The U.S. economy added 290,000 jobs in April, the government reported, buoying hopes for continuing recovery from deep recession.
But the unemployment rate ticked up to 9.9 percent as the labor force expanded with a surge of new people starting the hunt for work.
The jobs gain reported by the Bureau of Labor Statistics was about 100,000 higher than many analysts had forecast and marked the fourth straight month that the economy added workers.
About 66,000 were people taken on for the U.S. Census 2010, but most of the new April hires were in the private sector—manufacturing, professional and business services, health care, and leisure and hospitality.
“Companies have a newfound confidence in the future of the economic recovery and on the part of their own business prospects,” Joel Naroff, president of Naroff Economic Advisors, told the Associated Press.

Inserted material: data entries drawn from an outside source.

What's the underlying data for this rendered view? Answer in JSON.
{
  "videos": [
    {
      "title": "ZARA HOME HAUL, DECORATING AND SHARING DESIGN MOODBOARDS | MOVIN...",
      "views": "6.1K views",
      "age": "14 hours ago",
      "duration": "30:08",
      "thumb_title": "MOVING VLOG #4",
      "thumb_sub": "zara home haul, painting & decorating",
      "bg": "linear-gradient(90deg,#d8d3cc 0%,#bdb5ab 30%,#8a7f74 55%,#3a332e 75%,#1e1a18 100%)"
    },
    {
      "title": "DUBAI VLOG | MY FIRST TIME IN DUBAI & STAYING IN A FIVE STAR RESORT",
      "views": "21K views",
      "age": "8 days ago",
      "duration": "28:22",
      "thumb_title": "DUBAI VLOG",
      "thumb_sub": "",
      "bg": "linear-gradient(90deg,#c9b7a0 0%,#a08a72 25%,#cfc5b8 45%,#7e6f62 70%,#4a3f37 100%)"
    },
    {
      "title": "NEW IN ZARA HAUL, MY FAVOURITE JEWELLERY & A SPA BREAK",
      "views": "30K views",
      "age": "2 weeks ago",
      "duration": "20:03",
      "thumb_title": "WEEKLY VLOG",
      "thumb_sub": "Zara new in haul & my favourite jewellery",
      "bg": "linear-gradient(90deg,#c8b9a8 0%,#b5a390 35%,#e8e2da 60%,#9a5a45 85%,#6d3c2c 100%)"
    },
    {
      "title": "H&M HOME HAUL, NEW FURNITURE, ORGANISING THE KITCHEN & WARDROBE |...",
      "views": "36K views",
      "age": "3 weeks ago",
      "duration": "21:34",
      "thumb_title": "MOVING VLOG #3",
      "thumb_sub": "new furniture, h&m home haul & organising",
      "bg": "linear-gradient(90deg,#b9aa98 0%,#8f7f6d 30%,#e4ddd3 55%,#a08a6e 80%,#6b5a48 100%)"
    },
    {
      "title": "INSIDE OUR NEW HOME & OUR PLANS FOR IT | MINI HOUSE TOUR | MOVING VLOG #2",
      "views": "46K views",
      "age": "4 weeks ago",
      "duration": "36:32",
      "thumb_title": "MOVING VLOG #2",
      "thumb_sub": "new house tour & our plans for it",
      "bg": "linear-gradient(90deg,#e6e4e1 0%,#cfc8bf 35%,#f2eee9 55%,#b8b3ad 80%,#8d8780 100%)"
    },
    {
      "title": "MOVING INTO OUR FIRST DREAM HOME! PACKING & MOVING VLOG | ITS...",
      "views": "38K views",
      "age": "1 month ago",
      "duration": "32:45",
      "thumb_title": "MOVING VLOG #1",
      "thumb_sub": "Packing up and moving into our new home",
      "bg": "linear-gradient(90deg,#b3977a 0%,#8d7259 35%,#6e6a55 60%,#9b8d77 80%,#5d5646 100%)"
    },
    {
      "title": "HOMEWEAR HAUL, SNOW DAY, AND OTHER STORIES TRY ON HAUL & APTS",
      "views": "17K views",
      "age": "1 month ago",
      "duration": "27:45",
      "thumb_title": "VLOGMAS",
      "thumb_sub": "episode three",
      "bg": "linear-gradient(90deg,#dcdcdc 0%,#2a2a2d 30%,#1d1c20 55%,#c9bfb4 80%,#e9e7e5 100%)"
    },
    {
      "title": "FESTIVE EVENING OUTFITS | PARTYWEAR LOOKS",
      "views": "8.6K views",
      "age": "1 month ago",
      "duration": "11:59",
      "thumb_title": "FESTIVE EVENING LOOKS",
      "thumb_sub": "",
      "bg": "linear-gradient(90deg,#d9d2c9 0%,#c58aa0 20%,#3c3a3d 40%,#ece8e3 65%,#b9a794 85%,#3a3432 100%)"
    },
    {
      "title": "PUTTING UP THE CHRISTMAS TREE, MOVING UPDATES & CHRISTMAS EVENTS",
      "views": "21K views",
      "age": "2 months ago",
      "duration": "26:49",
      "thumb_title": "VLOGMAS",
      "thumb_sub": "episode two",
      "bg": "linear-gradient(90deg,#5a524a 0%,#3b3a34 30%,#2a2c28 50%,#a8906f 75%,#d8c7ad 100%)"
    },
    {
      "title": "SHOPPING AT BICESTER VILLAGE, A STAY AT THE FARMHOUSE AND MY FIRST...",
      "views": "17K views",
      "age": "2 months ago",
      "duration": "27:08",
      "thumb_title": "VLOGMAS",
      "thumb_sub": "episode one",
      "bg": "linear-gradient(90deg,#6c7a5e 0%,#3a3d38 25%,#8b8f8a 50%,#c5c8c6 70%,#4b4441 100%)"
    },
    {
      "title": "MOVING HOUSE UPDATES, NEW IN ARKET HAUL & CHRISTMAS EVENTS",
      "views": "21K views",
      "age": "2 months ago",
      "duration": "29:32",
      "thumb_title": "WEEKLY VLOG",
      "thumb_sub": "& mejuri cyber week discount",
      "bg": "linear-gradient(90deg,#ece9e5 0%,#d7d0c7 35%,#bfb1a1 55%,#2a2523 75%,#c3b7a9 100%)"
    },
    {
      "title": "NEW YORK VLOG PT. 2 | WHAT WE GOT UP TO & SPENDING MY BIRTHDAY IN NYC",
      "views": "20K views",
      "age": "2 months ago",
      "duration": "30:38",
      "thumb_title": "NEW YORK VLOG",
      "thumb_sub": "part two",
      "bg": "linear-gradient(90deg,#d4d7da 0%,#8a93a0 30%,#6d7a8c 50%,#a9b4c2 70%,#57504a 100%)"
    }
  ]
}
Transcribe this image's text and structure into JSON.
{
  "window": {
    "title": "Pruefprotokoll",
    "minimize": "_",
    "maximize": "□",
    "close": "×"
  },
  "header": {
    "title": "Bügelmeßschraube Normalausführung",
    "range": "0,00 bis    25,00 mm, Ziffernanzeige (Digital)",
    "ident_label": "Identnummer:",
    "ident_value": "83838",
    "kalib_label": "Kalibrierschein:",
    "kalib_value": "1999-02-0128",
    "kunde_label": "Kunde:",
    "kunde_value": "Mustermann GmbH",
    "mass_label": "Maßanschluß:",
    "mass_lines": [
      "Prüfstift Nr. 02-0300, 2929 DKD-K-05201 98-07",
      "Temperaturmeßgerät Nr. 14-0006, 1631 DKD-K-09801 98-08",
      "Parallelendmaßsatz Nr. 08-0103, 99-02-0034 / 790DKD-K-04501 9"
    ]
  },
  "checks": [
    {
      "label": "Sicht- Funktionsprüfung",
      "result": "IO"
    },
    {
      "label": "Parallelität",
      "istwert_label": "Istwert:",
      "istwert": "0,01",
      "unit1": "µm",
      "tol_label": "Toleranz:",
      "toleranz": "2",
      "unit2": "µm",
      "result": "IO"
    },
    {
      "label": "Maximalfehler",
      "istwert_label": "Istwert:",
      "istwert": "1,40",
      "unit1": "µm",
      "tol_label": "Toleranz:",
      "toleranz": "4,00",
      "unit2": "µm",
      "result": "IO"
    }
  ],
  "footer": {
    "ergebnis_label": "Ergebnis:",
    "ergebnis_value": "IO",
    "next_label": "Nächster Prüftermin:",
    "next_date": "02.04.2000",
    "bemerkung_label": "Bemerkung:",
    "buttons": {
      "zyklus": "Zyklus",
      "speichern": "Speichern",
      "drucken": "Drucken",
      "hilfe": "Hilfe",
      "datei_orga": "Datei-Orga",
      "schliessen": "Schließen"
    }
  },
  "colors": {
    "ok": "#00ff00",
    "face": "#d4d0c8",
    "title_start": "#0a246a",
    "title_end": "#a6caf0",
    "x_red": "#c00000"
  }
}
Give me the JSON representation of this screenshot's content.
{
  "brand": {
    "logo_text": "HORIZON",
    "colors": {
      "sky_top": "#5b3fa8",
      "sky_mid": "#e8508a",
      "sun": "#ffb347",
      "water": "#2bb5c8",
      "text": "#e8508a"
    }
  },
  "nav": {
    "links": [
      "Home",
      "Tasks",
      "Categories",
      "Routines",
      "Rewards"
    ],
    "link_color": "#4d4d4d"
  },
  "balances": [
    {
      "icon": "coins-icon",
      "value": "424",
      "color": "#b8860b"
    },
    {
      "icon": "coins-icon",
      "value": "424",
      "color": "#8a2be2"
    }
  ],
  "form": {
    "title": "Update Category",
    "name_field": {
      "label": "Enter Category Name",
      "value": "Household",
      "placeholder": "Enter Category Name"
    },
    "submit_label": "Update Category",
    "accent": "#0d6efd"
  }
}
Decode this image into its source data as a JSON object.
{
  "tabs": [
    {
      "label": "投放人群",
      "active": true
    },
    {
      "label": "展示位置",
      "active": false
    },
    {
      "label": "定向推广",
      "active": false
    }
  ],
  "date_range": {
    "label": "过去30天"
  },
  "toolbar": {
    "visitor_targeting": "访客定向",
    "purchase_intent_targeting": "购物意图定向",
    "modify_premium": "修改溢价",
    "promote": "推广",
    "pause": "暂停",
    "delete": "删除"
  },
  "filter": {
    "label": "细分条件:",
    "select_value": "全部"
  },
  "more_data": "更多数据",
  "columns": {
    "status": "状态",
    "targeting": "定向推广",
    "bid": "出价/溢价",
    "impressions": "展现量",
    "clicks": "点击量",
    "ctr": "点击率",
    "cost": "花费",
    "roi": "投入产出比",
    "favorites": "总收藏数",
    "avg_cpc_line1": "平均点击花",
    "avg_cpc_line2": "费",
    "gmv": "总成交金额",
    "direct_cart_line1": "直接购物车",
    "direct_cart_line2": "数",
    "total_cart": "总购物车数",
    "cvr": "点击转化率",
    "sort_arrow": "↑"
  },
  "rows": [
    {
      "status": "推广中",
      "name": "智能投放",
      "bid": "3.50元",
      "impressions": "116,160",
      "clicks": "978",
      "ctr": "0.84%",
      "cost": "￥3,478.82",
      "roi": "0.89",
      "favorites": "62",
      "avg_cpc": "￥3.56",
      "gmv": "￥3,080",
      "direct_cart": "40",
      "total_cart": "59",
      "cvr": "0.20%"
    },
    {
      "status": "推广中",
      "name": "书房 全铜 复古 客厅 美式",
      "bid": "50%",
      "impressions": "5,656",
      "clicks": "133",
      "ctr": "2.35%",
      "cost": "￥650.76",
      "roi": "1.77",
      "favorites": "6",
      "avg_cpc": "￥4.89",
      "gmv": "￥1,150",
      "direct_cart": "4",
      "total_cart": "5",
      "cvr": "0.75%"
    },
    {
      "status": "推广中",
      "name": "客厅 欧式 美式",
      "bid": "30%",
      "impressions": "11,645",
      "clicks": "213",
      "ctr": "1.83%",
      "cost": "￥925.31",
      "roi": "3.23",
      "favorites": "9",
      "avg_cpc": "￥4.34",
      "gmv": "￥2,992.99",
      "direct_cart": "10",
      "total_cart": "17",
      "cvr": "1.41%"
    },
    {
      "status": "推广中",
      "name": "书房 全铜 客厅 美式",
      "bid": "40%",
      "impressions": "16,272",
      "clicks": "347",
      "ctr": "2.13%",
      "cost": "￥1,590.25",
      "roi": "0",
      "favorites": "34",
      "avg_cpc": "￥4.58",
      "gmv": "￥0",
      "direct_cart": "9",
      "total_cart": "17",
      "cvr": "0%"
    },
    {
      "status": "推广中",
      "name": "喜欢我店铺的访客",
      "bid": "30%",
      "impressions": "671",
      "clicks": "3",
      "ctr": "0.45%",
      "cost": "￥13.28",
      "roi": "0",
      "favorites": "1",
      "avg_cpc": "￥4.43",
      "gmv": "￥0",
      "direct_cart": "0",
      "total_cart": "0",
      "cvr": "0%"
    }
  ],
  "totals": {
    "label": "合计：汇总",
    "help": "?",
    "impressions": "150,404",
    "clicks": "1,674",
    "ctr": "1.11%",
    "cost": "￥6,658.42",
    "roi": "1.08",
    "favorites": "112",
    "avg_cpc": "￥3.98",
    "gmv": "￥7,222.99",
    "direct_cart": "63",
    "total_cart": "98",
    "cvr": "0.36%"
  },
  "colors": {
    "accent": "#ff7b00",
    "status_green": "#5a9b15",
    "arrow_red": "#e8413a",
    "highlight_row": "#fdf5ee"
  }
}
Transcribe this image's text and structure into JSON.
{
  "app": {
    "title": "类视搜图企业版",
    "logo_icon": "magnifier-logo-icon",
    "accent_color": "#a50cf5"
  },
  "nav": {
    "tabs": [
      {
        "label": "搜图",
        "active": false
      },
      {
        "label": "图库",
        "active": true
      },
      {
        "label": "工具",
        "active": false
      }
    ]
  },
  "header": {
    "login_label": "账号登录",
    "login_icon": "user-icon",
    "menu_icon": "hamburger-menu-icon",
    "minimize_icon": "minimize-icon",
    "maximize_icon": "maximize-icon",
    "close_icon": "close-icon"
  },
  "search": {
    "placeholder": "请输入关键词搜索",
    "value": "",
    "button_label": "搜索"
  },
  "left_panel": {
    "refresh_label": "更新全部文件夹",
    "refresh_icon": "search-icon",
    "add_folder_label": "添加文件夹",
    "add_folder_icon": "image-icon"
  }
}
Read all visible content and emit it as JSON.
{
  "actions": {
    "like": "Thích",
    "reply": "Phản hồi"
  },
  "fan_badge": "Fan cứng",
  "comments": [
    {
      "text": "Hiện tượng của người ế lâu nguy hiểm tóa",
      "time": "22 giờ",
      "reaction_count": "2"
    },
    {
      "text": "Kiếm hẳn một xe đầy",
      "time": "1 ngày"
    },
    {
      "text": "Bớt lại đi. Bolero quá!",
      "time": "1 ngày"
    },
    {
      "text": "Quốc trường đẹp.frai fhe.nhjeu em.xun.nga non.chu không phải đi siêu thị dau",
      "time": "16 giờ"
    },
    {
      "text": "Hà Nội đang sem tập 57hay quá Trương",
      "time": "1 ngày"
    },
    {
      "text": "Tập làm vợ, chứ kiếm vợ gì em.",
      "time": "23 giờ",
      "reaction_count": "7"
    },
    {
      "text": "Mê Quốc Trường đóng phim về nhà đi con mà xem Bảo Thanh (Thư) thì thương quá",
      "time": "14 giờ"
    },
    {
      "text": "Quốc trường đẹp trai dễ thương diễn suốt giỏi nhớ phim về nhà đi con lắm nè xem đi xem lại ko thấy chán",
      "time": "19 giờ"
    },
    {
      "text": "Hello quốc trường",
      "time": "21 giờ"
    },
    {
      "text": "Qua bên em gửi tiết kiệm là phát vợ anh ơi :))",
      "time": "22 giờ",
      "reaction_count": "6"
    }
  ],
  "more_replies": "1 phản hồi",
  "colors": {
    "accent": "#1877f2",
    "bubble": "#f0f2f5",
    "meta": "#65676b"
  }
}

The closely watched jobless rate rose from 9.7 percent, where it had remained for the first three months of this year. There were 15.3 million people out of work in April. A record 6.7 million of them had been jobless for six months or more.
Rate up for older workers, too
Among workers age 55 and older, the unemployment rate increased to 7 percent in April from 6.9 percent in March, the government reported. Men fared worse than women. The unemployment rate for older men rose to 7.5 percent in April from 7.4 percent one month earlier; for women, the jobless rate fell from 6 percent in March to 5.7 percent in April.
Sara Rix, a strategic policy adviser for AARP, says the jump in the number of older “discouraged workers” who gave up looking for a job—335,000 in April from 260,000 the month before—was particularly disturbing. Likewise, the average duration of unemployment for those 55-plus grew to 42.9 weeks from 38.4 weeks.
“The longer they’re out of a job,” Rix says of older workers, “the harder it becomes to reenter the labor force. They become discouraged because they think their chances of finding a job are slim, that employers will find them too old … or that there are other discriminatory factors at work. At some point, many give up the job search.”
Call for extended benefits
Arleen Decker, 61, of Tiburon, Calif., is one of them. She was laid off from her job as a teacher about two years ago amid California’s budget cuts and has been unable to find new work. Her unemployment benefits ran out in March so she started a petition, which has garnered nearly 25,000 signatures, to extend benefits to the long-term unemployed.
Because most of the petition signers have been unemployed for 99 weeks or more, she says, they’ve been dubbed by local media and others as the “99ers.”
“I’ve had to retire although I didn’t mean to and I would go back in a flash,” says Decker, who lost her home to foreclosure in 2008. “My retirement is forever affected. I have to move and downsize from a two-bedroom apartment to a one-bedroom apartment. I’m packing right now.”
About 8.2 million Americans lost their jobs during the recession. The unemployment rate peaked last November at 10.1 percent, a 26-year high.